It passes in the blink of an eye. Suddenly, the fields of wheat are but golden stubble and the swallows are gathering on the telephone wires. Second cut of hay is down and the corn towers over me, tassels waving in the sultry breeze. The harvest is in full swing. The hummingbirds are less at the feeder -so bountiful is the wild nectar; the finches only stop by for a moment, preferring to forage in the hedges.
The raven children visit occasionally. They were here, briefly, this morning. Sometimes one of them perches on the silo, standing on the platform that holds the nest where they were born. They stayed longer, these three, much to our delight. Every evening they would roost in the dead birch across the driveway. We could hear them gossip and mutter through the bedroom window as they settled in for the night. Not so different from us, really. It's always bittersweet when they leave and their visits are cause for quiet joy.
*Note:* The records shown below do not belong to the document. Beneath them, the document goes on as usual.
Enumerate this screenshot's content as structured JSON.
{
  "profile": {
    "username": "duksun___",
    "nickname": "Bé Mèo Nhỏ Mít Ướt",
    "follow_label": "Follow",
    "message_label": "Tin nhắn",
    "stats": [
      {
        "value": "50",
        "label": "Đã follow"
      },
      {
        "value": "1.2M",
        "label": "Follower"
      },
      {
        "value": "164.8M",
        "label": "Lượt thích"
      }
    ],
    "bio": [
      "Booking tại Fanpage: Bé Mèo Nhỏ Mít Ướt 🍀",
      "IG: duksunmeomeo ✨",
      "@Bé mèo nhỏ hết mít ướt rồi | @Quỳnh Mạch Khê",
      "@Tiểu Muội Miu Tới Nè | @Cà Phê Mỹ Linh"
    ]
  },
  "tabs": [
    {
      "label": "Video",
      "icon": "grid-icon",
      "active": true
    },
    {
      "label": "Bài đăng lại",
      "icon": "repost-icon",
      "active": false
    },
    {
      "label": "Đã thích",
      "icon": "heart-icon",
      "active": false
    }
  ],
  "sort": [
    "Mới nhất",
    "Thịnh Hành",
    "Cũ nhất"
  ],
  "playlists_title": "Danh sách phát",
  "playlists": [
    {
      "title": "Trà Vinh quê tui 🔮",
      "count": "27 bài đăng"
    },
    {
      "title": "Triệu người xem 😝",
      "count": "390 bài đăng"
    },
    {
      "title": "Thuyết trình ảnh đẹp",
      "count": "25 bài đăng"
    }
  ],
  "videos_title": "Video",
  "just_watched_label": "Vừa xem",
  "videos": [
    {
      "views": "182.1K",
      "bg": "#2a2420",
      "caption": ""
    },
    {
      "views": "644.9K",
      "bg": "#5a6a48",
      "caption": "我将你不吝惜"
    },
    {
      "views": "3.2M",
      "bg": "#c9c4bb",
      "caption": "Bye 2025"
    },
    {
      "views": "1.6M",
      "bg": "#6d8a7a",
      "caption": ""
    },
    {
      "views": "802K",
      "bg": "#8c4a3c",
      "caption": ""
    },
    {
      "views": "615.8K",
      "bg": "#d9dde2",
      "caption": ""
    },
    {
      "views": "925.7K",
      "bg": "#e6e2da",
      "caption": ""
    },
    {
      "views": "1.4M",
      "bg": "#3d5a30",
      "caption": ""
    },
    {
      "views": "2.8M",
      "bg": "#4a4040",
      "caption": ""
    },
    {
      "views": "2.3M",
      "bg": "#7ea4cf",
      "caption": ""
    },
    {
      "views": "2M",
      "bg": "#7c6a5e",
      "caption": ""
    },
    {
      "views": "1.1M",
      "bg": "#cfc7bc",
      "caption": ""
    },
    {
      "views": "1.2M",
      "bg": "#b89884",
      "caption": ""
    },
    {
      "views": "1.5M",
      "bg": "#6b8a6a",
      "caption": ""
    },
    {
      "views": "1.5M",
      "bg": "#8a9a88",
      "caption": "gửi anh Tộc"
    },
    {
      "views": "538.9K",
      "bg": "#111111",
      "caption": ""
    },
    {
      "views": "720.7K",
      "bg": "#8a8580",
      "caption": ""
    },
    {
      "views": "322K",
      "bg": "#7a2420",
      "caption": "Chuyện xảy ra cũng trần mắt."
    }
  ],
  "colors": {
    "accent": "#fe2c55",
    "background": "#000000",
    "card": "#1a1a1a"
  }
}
It's been a summer of plentiful rain. The garden is wild and fit to bursting with life. Bloom and blossom, bee and butterfly. It isn't short on mosquitoes, either - nor blackflies, in the spring - but there are nightly light shows of fireflies and the sound of bats is a happy thing, after a few seasons of scarcity. There's a pack of coyotes living close by - their songs haunt our nights and early mornings, particularly as they've made off with several of our hens. It's been a bad summer for predation - we've lost seven of our girls, to raccoon and coyote. It's hardened and softened me in equal measure.
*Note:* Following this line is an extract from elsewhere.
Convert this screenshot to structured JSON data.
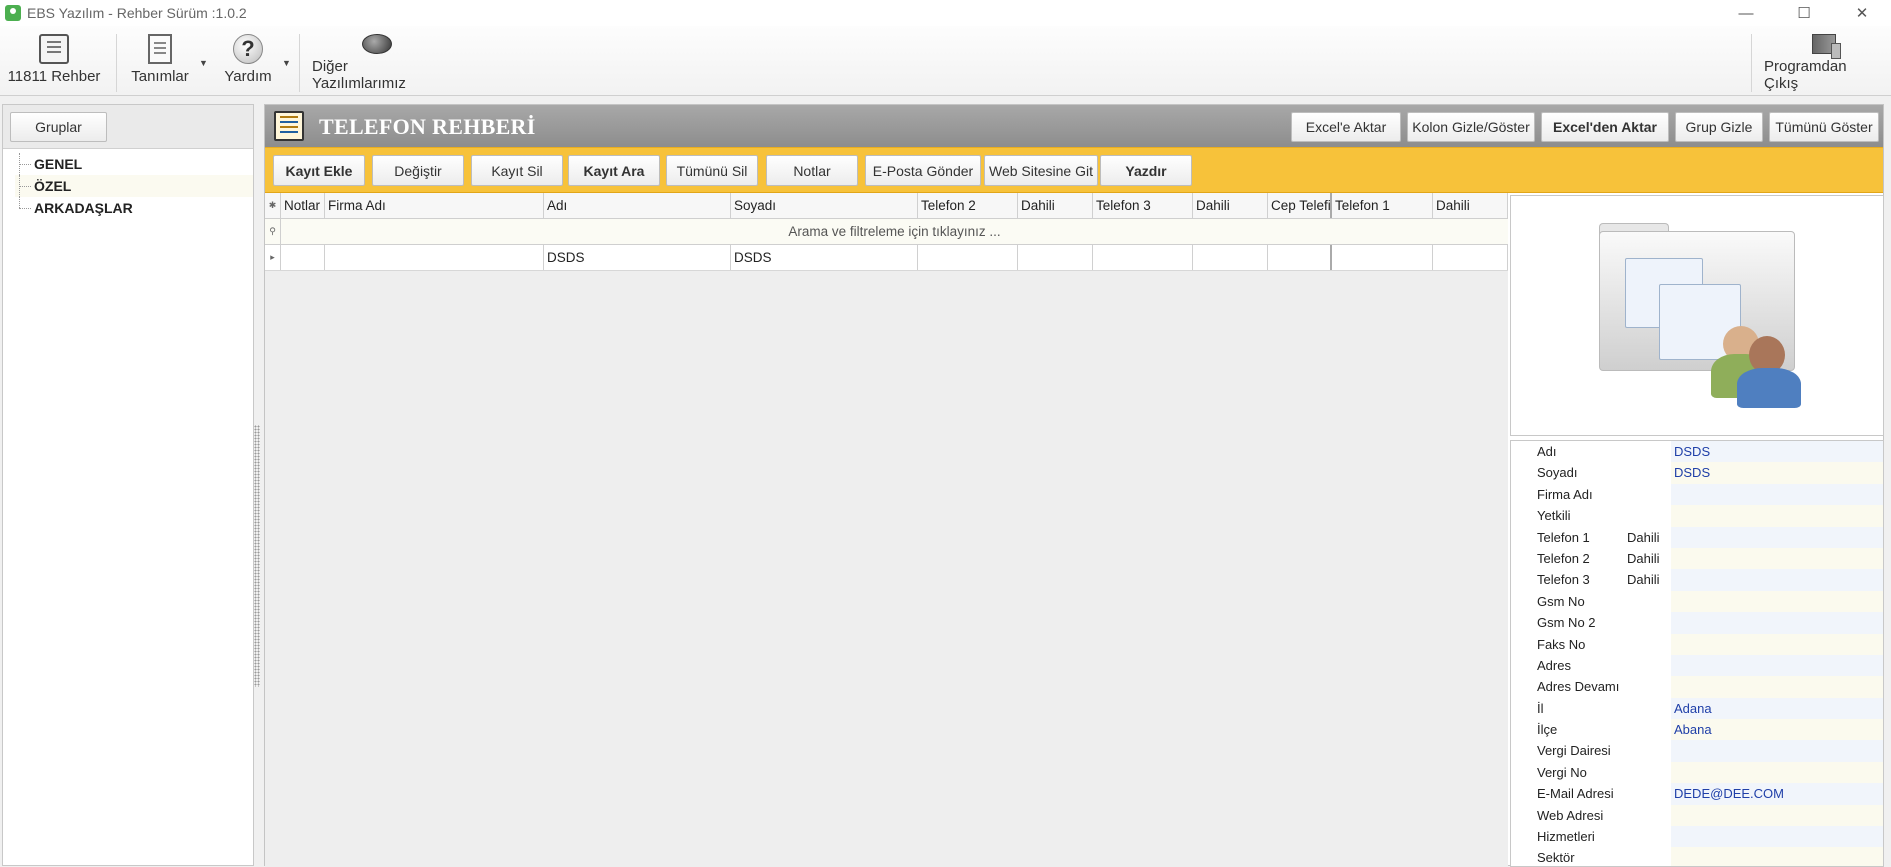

In amongst the varied turmoil of everyday life, I turn more and more to the land - for solace, for guidance, for wisdom. It whispers to my soul of gentleness and intuition, of communion over direction.
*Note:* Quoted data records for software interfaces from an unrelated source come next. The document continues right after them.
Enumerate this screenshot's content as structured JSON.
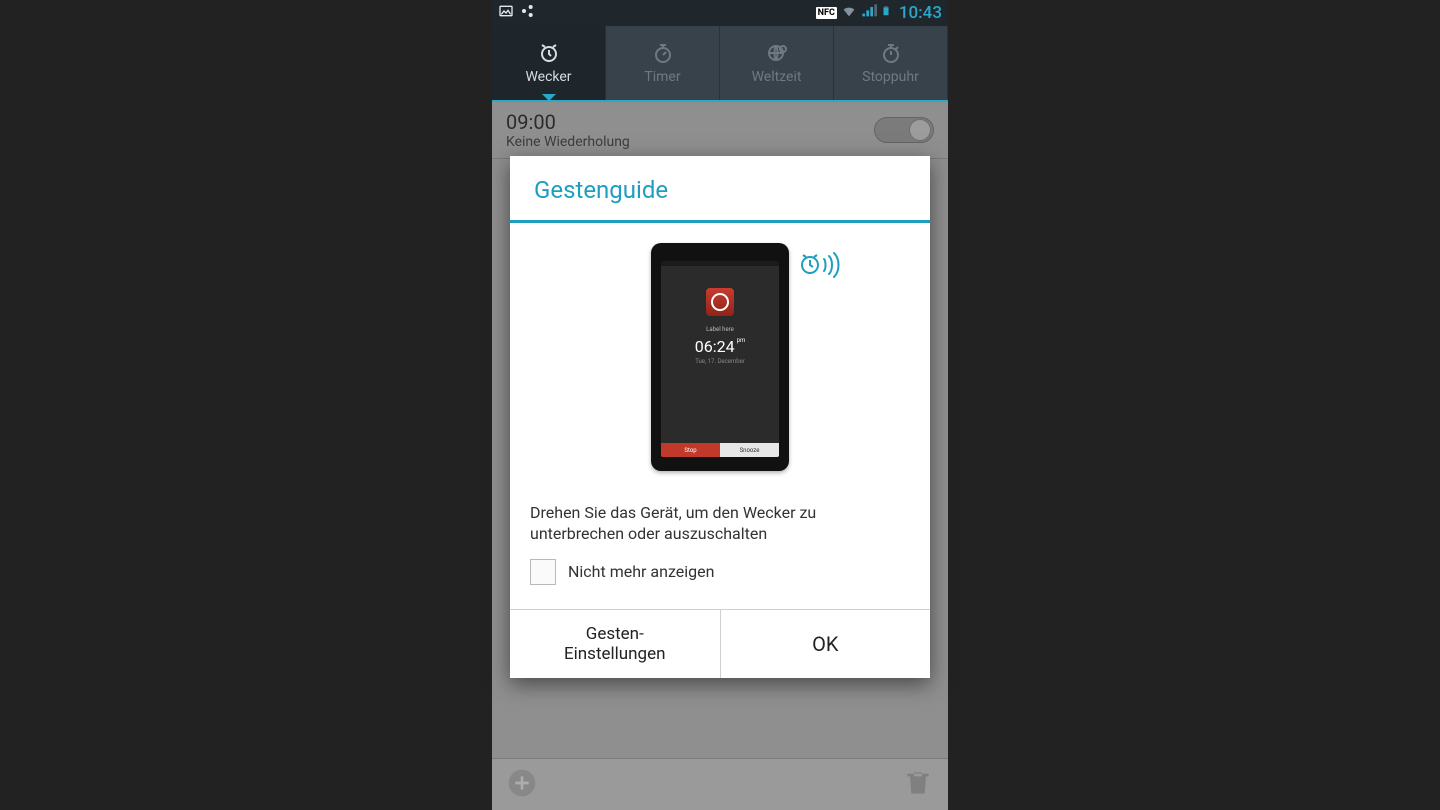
{
  "status": {
    "time": "10:43",
    "nfc": "NFC"
  },
  "tabs": [
    {
      "label": "Wecker",
      "active": true
    },
    {
      "label": "Timer",
      "active": false
    },
    {
      "label": "Weltzeit",
      "active": false
    },
    {
      "label": "Stoppuhr",
      "active": false
    }
  ],
  "alarm": {
    "time": "09:00",
    "repeat": "Keine Wiederholung"
  },
  "dialog": {
    "title": "Gestenguide",
    "illustration": {
      "label": "Label here",
      "time": "06:24",
      "ampm": "pm",
      "date": "Tue, 17. December",
      "stop": "Stop",
      "snooze": "Snooze"
    },
    "text": "Drehen Sie das Gerät, um den Wecker zu unterbrechen oder auszuschalten",
    "checkbox_label": "Nicht mehr anzeigen",
    "btn_settings": "Gesten-\nEinstellungen",
    "btn_ok": "OK"
  }
}
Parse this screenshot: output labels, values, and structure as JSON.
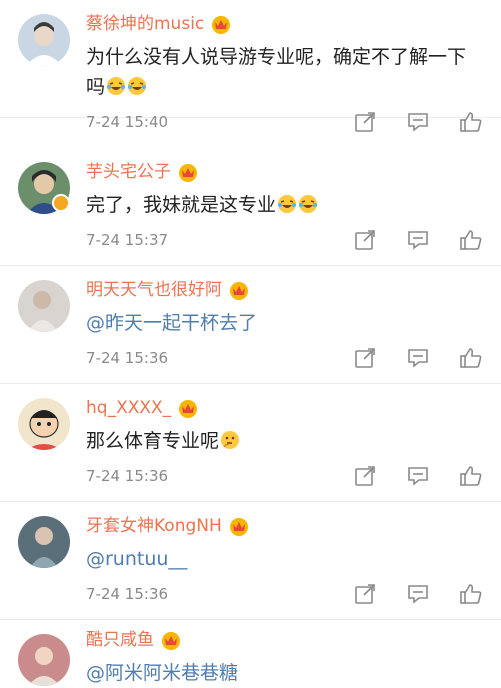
{
  "comments": [
    {
      "username": "蔡徐坤的music",
      "text": "为什么没有人说导游专业呢，确定不了解一下吗",
      "emojis": [
        "laughing-crying-emoji",
        "laughing-crying-emoji"
      ],
      "time": "7-24 15:40",
      "avatar": "avatar-portrait-icon",
      "avatar_color": "#c9d6e3",
      "verified": false
    },
    {
      "username": "芋头宅公子",
      "text": "完了，我妹就是这专业",
      "emojis": [
        "laughing-crying-emoji",
        "laughing-crying-emoji"
      ],
      "time": "7-24 15:37",
      "avatar": "avatar-portrait-icon",
      "avatar_color": "#6b8f6a",
      "verified": true
    },
    {
      "username": "明天天气也很好阿",
      "text": "@昨天一起干杯去了",
      "emojis": [],
      "time": "7-24 15:36",
      "avatar": "avatar-portrait-icon",
      "avatar_color": "#d8d4cf",
      "verified": false
    },
    {
      "username": "hq_XXXX_",
      "text": "那么体育专业呢",
      "emojis": [
        "thinking-emoji"
      ],
      "time": "7-24 15:36",
      "avatar": "avatar-cartoon-icon",
      "avatar_color": "#f1e6cc",
      "verified": false
    },
    {
      "username": "牙套女神KongNH",
      "text": "@runtuu__",
      "emojis": [],
      "time": "7-24 15:36",
      "avatar": "avatar-portrait-icon",
      "avatar_color": "#5a6f7a",
      "verified": false
    },
    {
      "username": "酷只咸鱼",
      "text": "@阿米阿米巷巷糖",
      "emojis": [],
      "time": "",
      "avatar": "avatar-portrait-icon",
      "avatar_color": "#c98b8b",
      "verified": false
    }
  ],
  "icons": {
    "crown": "vip-crown-icon",
    "repost": "repost-icon",
    "reply": "comment-icon",
    "like": "like-icon"
  },
  "colors": {
    "username": "#eb7350",
    "mention": "#507daf",
    "text": "#222222",
    "time": "#8a8a8a",
    "icon": "#8a8a8a"
  }
}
Gently, ever so gently, I am drawn into the rhythm of it all.